Good, better, best


March 2018

Good, better, best

Superlatives are the meat and potatoes of watch advertising copy. That shiny new timepiece, whether it rolled off a production line in Shenzhen or emerged from an atelier on some craggy hillside in the Jura, has to be the thinnest or the finest or the lightest, the simplest or the most complicated, using the oldest technology or the newest, the hardest materials or the softest leather. If all else fails, it can always be the latest, at least for a week or two.


ut there are problems with using superlatives. Leaving aside the fact that they are boring and predictable, they also, technically, have to be true, if they are not to bring down the wrath of advertising standards agencies and, possibly, armies of lawyers. Happily for the world’s advertising copywriters, back in the fourth and fifth centuries BC, a group of Ancient Greeks called the Sophists devised an entire dictionary’s worth of sophisticated rhetorical devices that could be used to “inform, persuade or motivate”, through the skilful use of words to evoke emotions and create impressions.

The current incumbent of the White House may not be what is generally thought of as a skilled orator, but he is an enthusiastic exponent of rhetoric. If you pay attention to his next speech, you’ll hear examples of alogism (illogical statement), anacoluthon (moving to new topic of discussion before finishing the current one), analepsis (repetition of a word or phrase for emphasis) and apophasis (saying something by stating that you will not mention it). And I haven’t even got to the b’s yet. He is also well known for his use of superlatives, and, in The Art of the Deal, he defends his use of what he calls “truthful hyperbole” (the oxymoron is another useful rhetorical device): “It’s an innocent form of exaggeration — and a very effective form of promotion.” Watch companies seem to agree, and will often turn to hyperbole where superlatives are inappropriate or inadvisable.
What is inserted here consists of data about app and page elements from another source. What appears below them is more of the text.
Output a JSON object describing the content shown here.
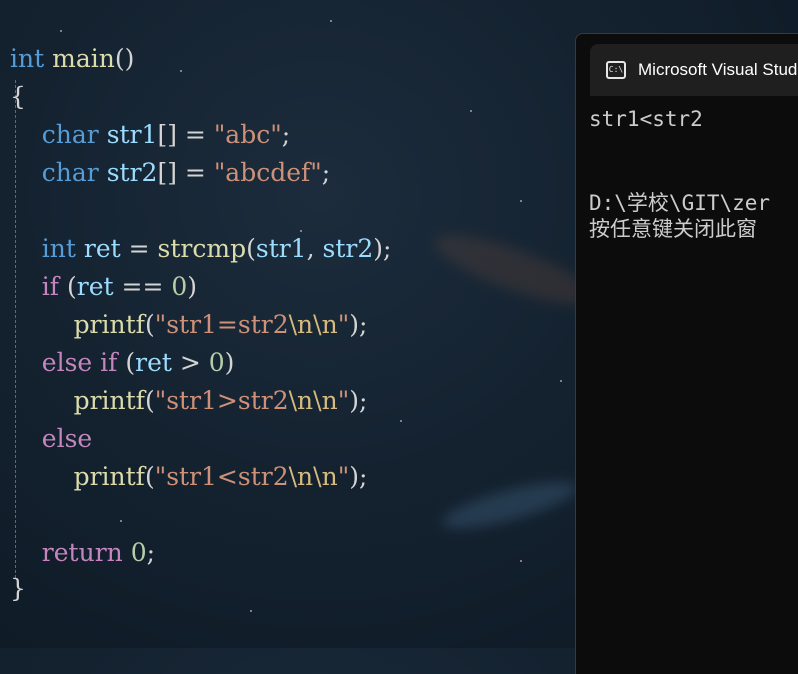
{
  "editor": {
    "lines": [
      [
        "int",
        " ",
        "main",
        "()"
      ],
      [
        "{"
      ],
      [
        "    ",
        "char",
        " ",
        "str1",
        "[] = ",
        "\"abc\"",
        ";"
      ],
      [
        "    ",
        "char",
        " ",
        "str2",
        "[] = ",
        "\"abcdef\"",
        ";"
      ],
      [],
      [
        "    ",
        "int",
        " ",
        "ret",
        " = ",
        "strcmp",
        "(",
        "str1",
        ", ",
        "str2",
        ");"
      ],
      [
        "    ",
        "if",
        " (",
        "ret",
        " == ",
        "0",
        ")"
      ],
      [
        "        ",
        "printf",
        "(",
        "\"str1=str2",
        "\\n\\n",
        "\"",
        ");"
      ],
      [
        "    ",
        "else",
        " ",
        "if",
        " (",
        "ret",
        " > ",
        "0",
        ")"
      ],
      [
        "        ",
        "printf",
        "(",
        "\"str1>str2",
        "\\n\\n",
        "\"",
        ");"
      ],
      [
        "    ",
        "else"
      ],
      [
        "        ",
        "printf",
        "(",
        "\"str1<str2",
        "\\n\\n",
        "\"",
        ");"
      ],
      [],
      [
        "    ",
        "return",
        " ",
        "0",
        ";"
      ],
      [
        "}"
      ]
    ]
  },
  "console": {
    "tab_title": "Microsoft Visual Studio",
    "icon": "terminal-icon",
    "icon_glyph": "C:\\",
    "output_line_1": "str1<str2",
    "output_line_2": "D:\\学校\\GIT\\zer",
    "output_line_3": "按任意键关闭此窗"
  }
}
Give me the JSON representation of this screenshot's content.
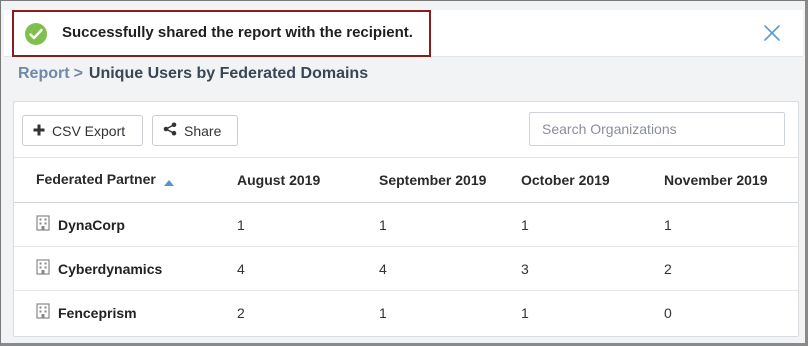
{
  "toast": {
    "message": "Successfully shared the report with the recipient.",
    "icon": "check-circle-icon",
    "close_icon": "close-icon"
  },
  "breadcrumb": {
    "root": "Report",
    "separator": ">",
    "title": "Unique Users by Federated Domains"
  },
  "toolbar": {
    "csv_label": "CSV Export",
    "share_label": "Share",
    "search_placeholder": "Search Organizations",
    "search_value": ""
  },
  "table": {
    "headers": [
      "Federated Partner",
      "August 2019",
      "September 2019",
      "October 2019",
      "November 2019"
    ],
    "sort": {
      "column": "Federated Partner",
      "direction": "ascending"
    },
    "rows": [
      {
        "name": "DynaCorp",
        "values": [
          "1",
          "1",
          "1",
          "1"
        ]
      },
      {
        "name": "Cyberdynamics",
        "values": [
          "4",
          "4",
          "3",
          "2"
        ]
      },
      {
        "name": "Fenceprism",
        "values": [
          "2",
          "1",
          "1",
          "0"
        ]
      }
    ]
  },
  "colors": {
    "success": "#7fbf4d",
    "highlight_border": "#8b1c1c",
    "breadcrumb_link": "#6f8aa6",
    "sort_arrow": "#5b8fd6"
  }
}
Good, better, best

But times are changing. Watches are getting smaller again, less flashy. We’re tired of superlatives. What was eye-catching and desirable a couple of years ago now seems a bit… too much. And in this context, the growing attraction of vintage and pre-owned timepieces makes a lot of sense. People are no longer interested in the biggest or the shiniest; they want a bit less hyperbole and a bit more truth. It doesn’t matter if the dial is discoloured or the glass has a few scratches, or the lume has lost its radioactive glow; the person who first bought this watch just wanted a way of telling the time. They didn’t own a smartphone, and they didn’t take selfies. They just liked the watch.

I don’t know if there’s an Ancient Greek word for it, but there is a new one. “Humblebrag: an ostensibly modest or self-deprecating statement whose actual purpose is to draw attention to something of which one is proud.” It might not work in advertising copy, but you can try it out in daily life: “Sorry I’m late! I keep forgetting this old Daytona runs a little slow.” But then again…